A lot of people -- even non-lawyers -- are talking about Marbury v. Madison today. The case that established judicial review may not be as popular as Brown v. Board of Education or Roe v. Wade, but most Americans discussed it at least once during school.

The masses are talking, tweeting, and status-updating about Marbury because yesterday President Obama expressed faith that the Supreme Court will uphold the Affordable Care Act, saying "I'm confident that the Supreme Court will not take what would be an unprecedented, extraordinary step of overturning a law that was passed by a strong majority of a democratically elected Congress." Obama's bravado was greeted with criticism that the president -- a Harvard-educated lawyer and former constitutional law professor -- was overlooking the fact that judicial review hasn't been "unprecedented" since 1803, says The Wall Street Journal.

Get Ready to Get Naked: SCOTUS Upholds Prison Strip Search

We credit the Supreme Court with expertise over pretty much everything because the Court has the final say in any issue it reviews. In particular, the Nine are deemed to know more about nudity than any other group in America because they are frequently called upon to decide whether nudity is obscene and if it should be punished.
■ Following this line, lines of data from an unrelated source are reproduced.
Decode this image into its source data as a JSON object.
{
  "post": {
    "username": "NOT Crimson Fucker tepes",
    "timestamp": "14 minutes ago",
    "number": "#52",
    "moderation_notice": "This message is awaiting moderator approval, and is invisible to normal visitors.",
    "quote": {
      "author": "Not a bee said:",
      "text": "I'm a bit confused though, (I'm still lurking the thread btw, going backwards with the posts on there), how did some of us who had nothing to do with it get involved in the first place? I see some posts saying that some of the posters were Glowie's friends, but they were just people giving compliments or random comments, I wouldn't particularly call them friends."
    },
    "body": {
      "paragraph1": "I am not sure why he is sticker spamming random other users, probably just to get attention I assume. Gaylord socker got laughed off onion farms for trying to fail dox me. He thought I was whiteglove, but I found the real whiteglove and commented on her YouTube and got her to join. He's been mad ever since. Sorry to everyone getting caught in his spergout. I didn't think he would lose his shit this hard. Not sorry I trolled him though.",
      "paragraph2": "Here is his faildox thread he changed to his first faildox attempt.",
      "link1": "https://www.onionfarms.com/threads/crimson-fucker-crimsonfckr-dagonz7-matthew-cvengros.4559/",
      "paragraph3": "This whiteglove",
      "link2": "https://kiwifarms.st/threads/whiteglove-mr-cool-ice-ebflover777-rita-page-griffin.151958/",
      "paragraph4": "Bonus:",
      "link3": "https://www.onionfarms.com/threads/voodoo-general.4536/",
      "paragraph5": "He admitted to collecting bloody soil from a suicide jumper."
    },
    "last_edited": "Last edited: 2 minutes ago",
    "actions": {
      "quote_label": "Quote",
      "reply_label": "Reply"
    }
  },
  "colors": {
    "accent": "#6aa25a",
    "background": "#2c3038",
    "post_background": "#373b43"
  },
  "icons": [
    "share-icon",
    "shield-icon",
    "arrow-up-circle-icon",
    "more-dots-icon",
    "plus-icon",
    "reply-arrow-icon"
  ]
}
The Court, however, does not approach the propriety of prison strip searches, with the same “I-know-it-when-I-see-it” confidence as most cases involving nudity. On Monday, the Supreme Court upheld a New Jersey prison strip search policy, noting that the “a regulation impinging on an inmate’s constitutional rights must be upheld if it is reasonably related to legitimate penological interests.”